She’s logged full mileage—around 100 miles a week—since late June, with a 25-mile long run and about 20 additional miles per week on an underwater treadmill.
“Workouts went really well at first—you’re not tired yet from mileage, so you get in a good speed workout initially,” she said. “I had a two-week period where everything kind of hit me. I was back at 80 miles that week when I started to struggle. I would have progressed more slowly—five-mile-a-week jumps—but we ended up jumping up to 95 and 100 pretty quickly because sometimes, if you’re tired, you’re just like, ‘ugh, I’m not even at my full volume,’ so I felt, mentally, it was worth it to just run more.
“The Netflix watching has gone up and you appreciate naps more, but I feel better being back on my normal routine.”
Hasay tries to think of bad workouts as a race-day simulation.

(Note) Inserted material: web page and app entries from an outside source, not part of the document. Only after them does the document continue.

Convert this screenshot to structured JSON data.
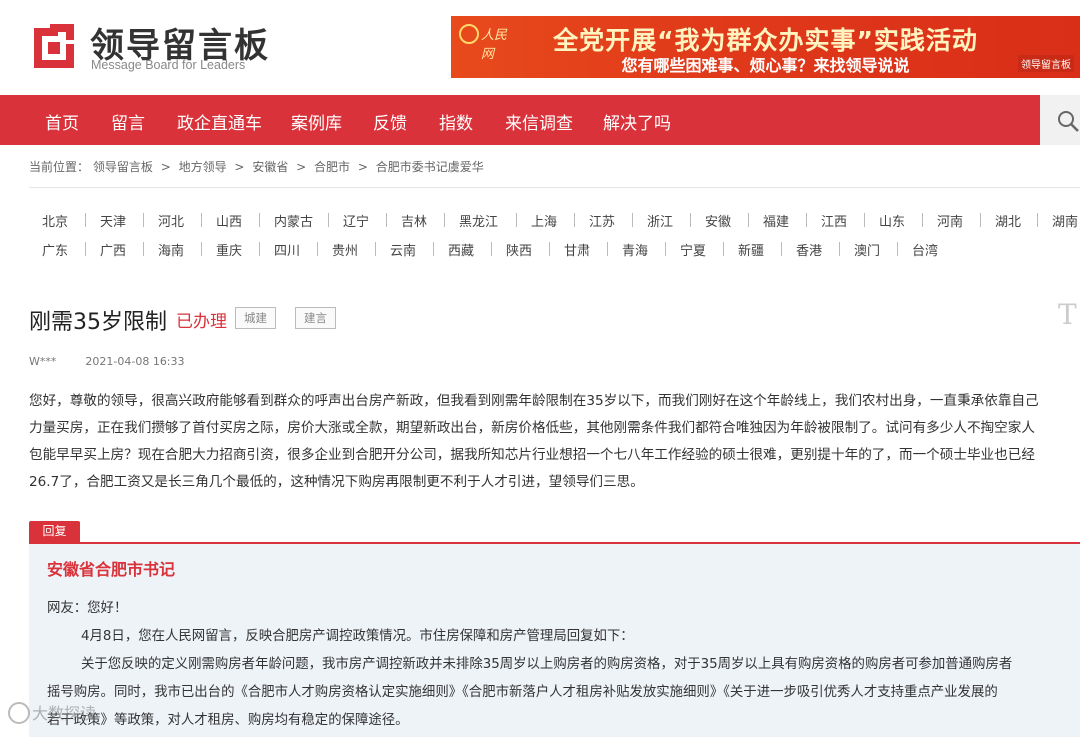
{
  "header": {
    "logo_cn": "领导留言板",
    "logo_en": "Message Board for Leaders",
    "banner_emblem": "人民网",
    "banner_title": "全党开展“我为群众办实事”实践活动",
    "banner_subtitle": "您有哪些困难事、烦心事？来找领导说说",
    "banner_tag": "领导留言板"
  },
  "nav": {
    "items": [
      "首页",
      "留言",
      "政企直通车",
      "案例库",
      "反馈",
      "指数",
      "来信调查",
      "解决了吗"
    ]
  },
  "breadcrumb": {
    "items": [
      "当前位置：",
      "领导留言板",
      "地方领导",
      "安徽省",
      "合肥市",
      "合肥市委书记虞爱华"
    ],
    "separator": ">"
  },
  "provinces": {
    "row1": [
      "北京",
      "天津",
      "河北",
      "山西",
      "内蒙古",
      "辽宁",
      "吉林",
      "黑龙江",
      "上海",
      "江苏",
      "浙江",
      "安徽",
      "福建",
      "江西",
      "山东",
      "河南",
      "湖北",
      "湖南"
    ],
    "row2": [
      "广东",
      "广西",
      "海南",
      "重庆",
      "四川",
      "贵州",
      "云南",
      "西藏",
      "陕西",
      "甘肃",
      "青海",
      "宁夏",
      "新疆",
      "香港",
      "澳门",
      "台湾"
    ]
  },
  "post": {
    "title": "刚需35岁限制",
    "status": "已办理",
    "tags": [
      "城建",
      "建言"
    ],
    "author": "W***",
    "date": "2021-04-08 16:33",
    "side_letter": "T",
    "content_lines": [
      "您好，尊敬的领导，很高兴政府能够看到群众的呼声出台房产新政，但我看到刚需年龄限制在35岁以下，而我们刚好在这个年龄线上，我们农村出身，一直秉承依靠自己",
      "力量买房，正在我们攒够了首付买房之际，房价大涨或全款，期望新政出台，新房价格低些，其他刚需条件我们都符合唯独因为年龄被限制了。试问有多少人不掏空家人",
      "包能早早买上房？现在合肥大力招商引资，很多企业到合肥开分公司，据我所知芯片行业想招一个七八年工作经验的硕士很难，更别提十年的了，而一个硕士毕业也已经",
      "26.7了，合肥工资又是长三角几个最低的，这种情况下购房再限制更不利于人才引进，望领导们三思。"
    ]
  },
  "reply": {
    "label": "回复",
    "org": "安徽省合肥市书记",
    "lines": [
      "网友：您好！",
      "4月8日，您在人民网留言，反映合肥房产调控政策情况。市住房保障和房产管理局回复如下：",
      "关于您反映的定义刚需购房者年龄问题，我市房产调控新政并未排除35周岁以上购房者的购房资格，对于35周岁以上具有购房资格的购房者可参加普通购房者",
      "摇号购房。同时，我市已出台的《合肥市人才购房资格认定实施细则》《合肥市新落户人才租房补贴发放实施细则》《关于进一步吸引优秀人才支持重点产业发展的",
      "若干政策》等政策，对人才租房、购房均有稳定的保障途径。"
    ]
  },
  "watermark": "大数探读",
  "colors": {
    "brand_red": "#d9323a",
    "banner_orange": "#e03a1a",
    "reply_bg": "#eef3f8"
  }
}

“As I’ve gotten more mature, I’ve started to think about bad workouts as, ‘actually, this is good, because this is how I’m going to feel in a marathon.’ You don’t want to dig a hole, but if you actually slow down the pace, that’s more how you’ll feel in a bad race, so you end up getting the mental benefit.”

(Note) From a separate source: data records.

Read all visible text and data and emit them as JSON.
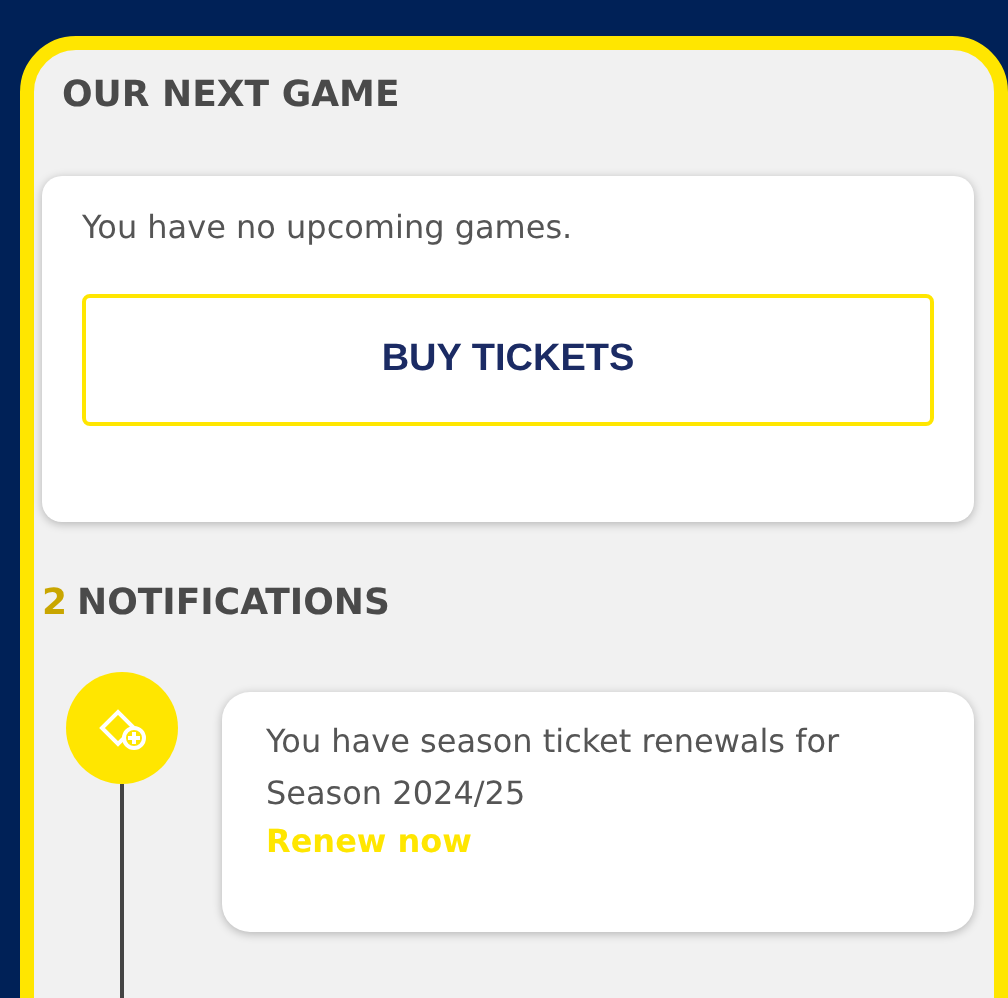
{
  "next_game": {
    "heading": "OUR NEXT GAME",
    "message": "You have no upcoming games.",
    "button": "BUY TICKETS"
  },
  "notifications": {
    "count": "2",
    "heading": "NOTIFICATIONS",
    "items": [
      {
        "text": "You have season ticket renewals for Season 2024/25",
        "link": "Renew now"
      }
    ]
  }
}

She has such a high pain tolerance that her coach, Alberto Salazar of the Nike Oregon Project, doesn’t trust her to do workouts by herself.
“Before Boston, I was in California for two months straight and at this point, he wants me to be two weeks on, two weeks off with him in Portland just because I’m really, really optimistic. Even when I feel bad, I’m always like, ‘I felt fine,’ I’m never like, ‘I feel terrible,’ so he has to be able to see my face and form to know if I’m actually hurting or not.”
Jordan Hasay after surpassing the U.S. marathon debut record by three minutes at the 2017 Boston Marathon.
The thing she misses most from her month-long running layoff is the ability to work out hard every single day.
“If you’re swimming and biking, it’s just a different recovery,” she said. “You can go really, really hard and then recover and go straight to the pool the next day. This layoff honestly gave me the confidence to take a really long break—three weeks off instead of my usual two—and I think that will help me with my longevity into 2020 and beyond.”
Hasay’s youth and track record certainly make her a favorite to make the 2020 Olympic marathon team. By the time the Trials roll around, she will be 28 while Flanagan will be 38; Cragg, 36; and Linden and Huddle, 35.
Flanagan, the 2017 New York City Marathon champion, and Cragg, the 2017 World Championships bronze medalist in the marathon, are the only active U.S. athletes to ever run within a minute of Hasay’s best time.
“I had wanted to run Chicago before I was even in Boston, which ended up being good because my family could say, ‘don’t blow Chicago—just take your month off and you won’t lose a beat.’ Whereas if I had to get surgery, I’m out for a long time and we’re already getting close to 2020. When you think about it, I only have three marathons left if I end up doing two in 2019. It’s coming up pretty quick.”